Element data from apps and pages —
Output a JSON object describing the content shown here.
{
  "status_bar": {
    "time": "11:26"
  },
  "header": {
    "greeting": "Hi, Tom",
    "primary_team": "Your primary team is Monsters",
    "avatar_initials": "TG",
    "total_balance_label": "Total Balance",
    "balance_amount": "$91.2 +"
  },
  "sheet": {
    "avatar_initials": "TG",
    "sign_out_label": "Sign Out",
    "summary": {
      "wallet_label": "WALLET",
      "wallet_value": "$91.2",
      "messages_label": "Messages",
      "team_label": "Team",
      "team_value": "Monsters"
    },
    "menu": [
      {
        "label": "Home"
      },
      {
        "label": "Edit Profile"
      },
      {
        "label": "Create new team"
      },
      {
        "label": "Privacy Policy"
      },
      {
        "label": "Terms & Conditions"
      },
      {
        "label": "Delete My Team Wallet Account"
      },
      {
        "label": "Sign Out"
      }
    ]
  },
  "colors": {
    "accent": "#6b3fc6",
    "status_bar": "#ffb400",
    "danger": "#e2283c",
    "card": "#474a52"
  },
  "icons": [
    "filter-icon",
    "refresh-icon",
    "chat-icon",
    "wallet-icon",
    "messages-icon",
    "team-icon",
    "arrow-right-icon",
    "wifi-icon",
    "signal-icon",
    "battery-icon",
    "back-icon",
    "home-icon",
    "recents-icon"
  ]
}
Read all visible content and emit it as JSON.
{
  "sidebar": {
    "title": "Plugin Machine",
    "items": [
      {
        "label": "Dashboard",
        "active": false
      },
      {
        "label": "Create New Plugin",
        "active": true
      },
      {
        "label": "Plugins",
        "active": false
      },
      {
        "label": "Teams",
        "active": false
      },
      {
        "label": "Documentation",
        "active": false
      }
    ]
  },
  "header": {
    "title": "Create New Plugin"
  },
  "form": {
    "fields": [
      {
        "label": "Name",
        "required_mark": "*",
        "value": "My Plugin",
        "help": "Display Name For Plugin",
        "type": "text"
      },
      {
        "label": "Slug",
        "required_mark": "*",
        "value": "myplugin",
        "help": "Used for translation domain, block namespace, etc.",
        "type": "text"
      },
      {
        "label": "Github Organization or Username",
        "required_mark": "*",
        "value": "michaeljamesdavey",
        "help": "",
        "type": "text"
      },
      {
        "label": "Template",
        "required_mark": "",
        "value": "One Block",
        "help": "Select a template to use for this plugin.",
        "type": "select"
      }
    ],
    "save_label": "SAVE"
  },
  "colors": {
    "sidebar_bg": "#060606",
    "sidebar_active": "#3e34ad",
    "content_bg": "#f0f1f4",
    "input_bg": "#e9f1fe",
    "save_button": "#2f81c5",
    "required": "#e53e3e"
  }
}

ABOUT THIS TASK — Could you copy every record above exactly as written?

RESPONSE TO THIS EXERCISE —
Output a JSON object describing the content shown here.
{
  "status_bar": {
    "time": "11:26"
  },
  "header": {
    "greeting": "Hi, Tom",
    "primary_team": "Your primary team is Monsters",
    "avatar_initials": "TG",
    "total_balance_label": "Total Balance",
    "balance_amount": "$91.2 +"
  },
  "sheet": {
    "avatar_initials": "TG",
    "sign_out_label": "Sign Out",
    "summary": {
      "wallet_label": "WALLET",
      "wallet_value": "$91.2",
      "messages_label": "Messages",
      "team_label": "Team",
      "team_value": "Monsters"
    },
    "menu": [
      {
        "label": "Home"
      },
      {
        "label": "Edit Profile"
      },
      {
        "label": "Create new team"
      },
      {
        "label": "Privacy Policy"
      },
      {
        "label": "Terms & Conditions"
      },
      {
        "label": "Delete My Team Wallet Account"
      },
      {
        "label": "Sign Out"
      }
    ]
  },
  "colors": {
    "accent": "#6b3fc6",
    "status_bar": "#ffb400",
    "danger": "#e2283c",
    "card": "#474a52"
  },
  "icons": [
    "filter-icon",
    "refresh-icon",
    "chat-icon",
    "wallet-icon",
    "messages-icon",
    "team-icon",
    "arrow-right-icon",
    "wifi-icon",
    "signal-icon",
    "battery-icon",
    "back-icon",
    "home-icon",
    "recents-icon"
  ]
}
Read all visible content and emit it as JSON.
{
  "sidebar": {
    "title": "Plugin Machine",
    "items": [
      {
        "label": "Dashboard",
        "active": false
      },
      {
        "label": "Create New Plugin",
        "active": true
      },
      {
        "label": "Plugins",
        "active": false
      },
      {
        "label": "Teams",
        "active": false
      },
      {
        "label": "Documentation",
        "active": false
      }
    ]
  },
  "header": {
    "title": "Create New Plugin"
  },
  "form": {
    "fields": [
      {
        "label": "Name",
        "required_mark": "*",
        "value": "My Plugin",
        "help": "Display Name For Plugin",
        "type": "text"
      },
      {
        "label": "Slug",
        "required_mark": "*",
        "value": "myplugin",
        "help": "Used for translation domain, block namespace, etc.",
        "type": "text"
      },
      {
        "label": "Github Organization or Username",
        "required_mark": "*",
        "value": "michaeljamesdavey",
        "help": "",
        "type": "text"
      },
      {
        "label": "Template",
        "required_mark": "",
        "value": "One Block",
        "help": "Select a template to use for this plugin.",
        "type": "select"
      }
    ],
    "save_label": "SAVE"
  },
  "colors": {
    "sidebar_bg": "#060606",
    "sidebar_active": "#3e34ad",
    "content_bg": "#f0f1f4",
    "input_bg": "#e9f1fe",
    "save_button": "#2f81c5",
    "required": "#e53e3e"
  }
}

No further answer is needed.